◆ ASSIGNMENT
Which lines in the data below contain the word "JSON"? Return each of them.

◆ AVAILABLE RECORDS
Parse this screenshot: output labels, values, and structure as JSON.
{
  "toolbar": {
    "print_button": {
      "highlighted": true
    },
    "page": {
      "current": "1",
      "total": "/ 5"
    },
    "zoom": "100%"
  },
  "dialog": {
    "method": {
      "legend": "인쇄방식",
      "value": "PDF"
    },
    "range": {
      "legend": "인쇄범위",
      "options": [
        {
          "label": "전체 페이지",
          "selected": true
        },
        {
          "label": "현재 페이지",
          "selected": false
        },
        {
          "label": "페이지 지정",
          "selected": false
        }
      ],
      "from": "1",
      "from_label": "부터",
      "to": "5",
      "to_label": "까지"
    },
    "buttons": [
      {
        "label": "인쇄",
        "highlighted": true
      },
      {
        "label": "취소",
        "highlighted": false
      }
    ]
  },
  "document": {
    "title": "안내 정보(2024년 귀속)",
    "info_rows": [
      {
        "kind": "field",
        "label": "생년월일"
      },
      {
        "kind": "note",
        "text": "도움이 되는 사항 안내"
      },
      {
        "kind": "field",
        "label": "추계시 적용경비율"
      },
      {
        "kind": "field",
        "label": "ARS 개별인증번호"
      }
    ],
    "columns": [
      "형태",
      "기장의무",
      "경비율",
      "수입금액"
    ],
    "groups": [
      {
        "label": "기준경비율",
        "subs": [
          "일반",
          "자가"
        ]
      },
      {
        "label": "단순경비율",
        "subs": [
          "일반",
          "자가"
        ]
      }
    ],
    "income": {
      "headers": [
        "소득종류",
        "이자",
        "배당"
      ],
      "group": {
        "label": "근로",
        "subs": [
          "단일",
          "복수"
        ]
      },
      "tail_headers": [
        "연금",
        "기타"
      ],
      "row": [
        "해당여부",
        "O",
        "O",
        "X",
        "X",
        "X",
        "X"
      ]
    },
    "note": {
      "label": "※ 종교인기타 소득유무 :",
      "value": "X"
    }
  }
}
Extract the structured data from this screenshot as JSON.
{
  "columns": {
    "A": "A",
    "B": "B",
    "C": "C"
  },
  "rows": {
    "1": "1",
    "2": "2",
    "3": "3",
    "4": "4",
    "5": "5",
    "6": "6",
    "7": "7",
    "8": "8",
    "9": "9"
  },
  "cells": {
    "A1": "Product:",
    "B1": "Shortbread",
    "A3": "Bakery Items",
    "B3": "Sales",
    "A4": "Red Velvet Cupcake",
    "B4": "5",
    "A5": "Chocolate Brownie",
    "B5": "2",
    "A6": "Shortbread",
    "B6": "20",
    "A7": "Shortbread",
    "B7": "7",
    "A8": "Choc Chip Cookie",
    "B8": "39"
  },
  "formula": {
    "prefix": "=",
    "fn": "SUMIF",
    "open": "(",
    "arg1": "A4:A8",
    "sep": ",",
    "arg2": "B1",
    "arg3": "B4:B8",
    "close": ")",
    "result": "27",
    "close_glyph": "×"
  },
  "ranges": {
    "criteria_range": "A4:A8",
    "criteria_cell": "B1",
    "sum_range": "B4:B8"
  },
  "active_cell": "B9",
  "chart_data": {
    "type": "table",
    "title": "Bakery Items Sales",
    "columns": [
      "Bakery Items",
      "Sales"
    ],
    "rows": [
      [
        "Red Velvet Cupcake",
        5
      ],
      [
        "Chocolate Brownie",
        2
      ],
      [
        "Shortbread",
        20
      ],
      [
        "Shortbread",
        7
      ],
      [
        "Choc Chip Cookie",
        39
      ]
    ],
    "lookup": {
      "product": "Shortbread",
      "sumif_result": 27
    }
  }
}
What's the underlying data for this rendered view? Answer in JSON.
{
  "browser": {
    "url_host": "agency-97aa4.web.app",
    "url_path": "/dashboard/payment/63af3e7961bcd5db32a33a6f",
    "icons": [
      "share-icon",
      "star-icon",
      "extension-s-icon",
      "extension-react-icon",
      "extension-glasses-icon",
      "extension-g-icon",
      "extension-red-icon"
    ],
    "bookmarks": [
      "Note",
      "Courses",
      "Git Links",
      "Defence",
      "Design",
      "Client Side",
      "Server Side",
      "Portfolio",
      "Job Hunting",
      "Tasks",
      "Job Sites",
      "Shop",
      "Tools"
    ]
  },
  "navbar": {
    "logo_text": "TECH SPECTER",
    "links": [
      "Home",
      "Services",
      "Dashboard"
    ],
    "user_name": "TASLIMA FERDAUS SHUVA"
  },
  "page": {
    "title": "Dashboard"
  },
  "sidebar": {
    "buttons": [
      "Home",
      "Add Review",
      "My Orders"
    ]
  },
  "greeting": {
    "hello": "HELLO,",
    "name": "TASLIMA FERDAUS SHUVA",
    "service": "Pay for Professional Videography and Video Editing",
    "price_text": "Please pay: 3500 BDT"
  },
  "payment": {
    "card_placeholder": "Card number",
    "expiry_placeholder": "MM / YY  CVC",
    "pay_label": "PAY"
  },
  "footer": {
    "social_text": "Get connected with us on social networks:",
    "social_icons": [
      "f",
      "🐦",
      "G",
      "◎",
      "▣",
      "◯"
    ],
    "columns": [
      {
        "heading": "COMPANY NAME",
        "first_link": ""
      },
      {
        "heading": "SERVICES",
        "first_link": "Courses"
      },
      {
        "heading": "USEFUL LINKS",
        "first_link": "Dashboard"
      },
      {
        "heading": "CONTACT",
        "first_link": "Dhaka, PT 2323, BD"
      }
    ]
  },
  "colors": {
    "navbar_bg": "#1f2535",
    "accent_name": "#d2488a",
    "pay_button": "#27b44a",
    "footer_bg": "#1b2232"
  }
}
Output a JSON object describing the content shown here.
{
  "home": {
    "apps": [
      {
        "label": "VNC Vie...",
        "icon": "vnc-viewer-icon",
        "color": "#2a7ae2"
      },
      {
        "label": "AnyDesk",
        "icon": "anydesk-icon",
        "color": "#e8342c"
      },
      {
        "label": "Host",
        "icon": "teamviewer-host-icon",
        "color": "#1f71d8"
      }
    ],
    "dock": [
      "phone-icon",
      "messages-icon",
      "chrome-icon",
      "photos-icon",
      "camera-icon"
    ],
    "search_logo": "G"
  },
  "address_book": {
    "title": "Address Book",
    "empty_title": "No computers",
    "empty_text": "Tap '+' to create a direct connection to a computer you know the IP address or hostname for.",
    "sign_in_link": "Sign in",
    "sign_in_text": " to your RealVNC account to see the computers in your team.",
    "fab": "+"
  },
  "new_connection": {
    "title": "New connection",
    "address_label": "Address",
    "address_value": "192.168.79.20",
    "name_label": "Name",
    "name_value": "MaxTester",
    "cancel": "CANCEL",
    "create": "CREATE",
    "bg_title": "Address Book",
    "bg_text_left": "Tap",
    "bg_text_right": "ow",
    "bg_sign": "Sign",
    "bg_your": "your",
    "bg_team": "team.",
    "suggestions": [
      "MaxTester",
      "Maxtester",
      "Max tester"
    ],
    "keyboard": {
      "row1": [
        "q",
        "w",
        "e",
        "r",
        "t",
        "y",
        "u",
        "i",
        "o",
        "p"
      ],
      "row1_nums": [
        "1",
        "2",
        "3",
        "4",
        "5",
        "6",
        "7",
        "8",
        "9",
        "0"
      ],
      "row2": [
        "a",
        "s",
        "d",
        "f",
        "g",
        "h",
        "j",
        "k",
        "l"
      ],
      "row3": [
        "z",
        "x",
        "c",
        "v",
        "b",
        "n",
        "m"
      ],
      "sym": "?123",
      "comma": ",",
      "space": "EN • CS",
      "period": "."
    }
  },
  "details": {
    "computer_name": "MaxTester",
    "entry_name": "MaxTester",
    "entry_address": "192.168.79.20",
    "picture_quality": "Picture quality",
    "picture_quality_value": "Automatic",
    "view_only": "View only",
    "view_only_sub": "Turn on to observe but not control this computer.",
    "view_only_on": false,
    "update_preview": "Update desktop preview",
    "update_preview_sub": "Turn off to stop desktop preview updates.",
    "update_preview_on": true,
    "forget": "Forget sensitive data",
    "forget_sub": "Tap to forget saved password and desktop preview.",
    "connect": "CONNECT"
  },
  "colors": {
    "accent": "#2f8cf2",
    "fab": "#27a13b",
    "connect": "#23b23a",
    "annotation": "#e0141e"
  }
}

◆ ANSWER
Parse this screenshot: output labels, values, and structure as JSON.
Extract the structured data from this screenshot as JSON.
What's the underlying data for this rendered view? Answer in JSON.
Output a JSON object describing the content shown here.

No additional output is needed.